Smoke scented with flavors such as mango, pineapple, and cherry wafts through Aladdin Restaurant and Hookah Bar as patrons linger over waterpipes as late as 3 a.m. Besides Al Fakher and Starbuzz tobacco, skilled staffers also blend house mixes with names such as Bubble Yum and Candy Drop, and can even fit hookahs with heads made from hollowed-out pineapples, watermelons, and other fruits. The kitchen also crafts a full menu of Mediterranean and Middle Eastern fare, including kebabs, gyros, and Turkish coffee.
It started when Gerald Kubach became enamored with standup comedy. Looking to invest in the humor business, he and cofounder Mitch Kutash opened the very first Funny Bone Comedy Club in Pittsburg in 1982. Over 25 years later, the little club that could has turned into a national comedy institution, with branches in nearly every metropolitan city. While household names such as Jerry Seinfeld, Drew Carey, Roseanne Barr, and Tim Allen have cut their teeth on the clubs' stages, The Funny Bone continues to offer the first big breaks to up-and-coming local talent.
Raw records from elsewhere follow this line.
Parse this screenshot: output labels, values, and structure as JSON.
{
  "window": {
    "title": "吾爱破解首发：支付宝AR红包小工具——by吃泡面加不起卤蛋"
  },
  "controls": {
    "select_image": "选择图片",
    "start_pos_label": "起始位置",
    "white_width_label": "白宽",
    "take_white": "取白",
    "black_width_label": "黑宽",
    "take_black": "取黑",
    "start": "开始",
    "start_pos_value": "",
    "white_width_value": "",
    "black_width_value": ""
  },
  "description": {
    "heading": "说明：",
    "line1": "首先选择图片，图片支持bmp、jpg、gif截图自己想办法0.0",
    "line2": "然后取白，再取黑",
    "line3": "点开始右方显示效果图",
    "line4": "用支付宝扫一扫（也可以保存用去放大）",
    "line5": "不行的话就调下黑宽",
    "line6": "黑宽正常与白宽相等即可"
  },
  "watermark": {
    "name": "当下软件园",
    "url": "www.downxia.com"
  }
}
All Funny Bones sport full-service bars to lubricate laughter – the Toledo location serves up a bouillabaisse of spicy Louisiana flavor at its adjoining restaurant Fat Fish Blue.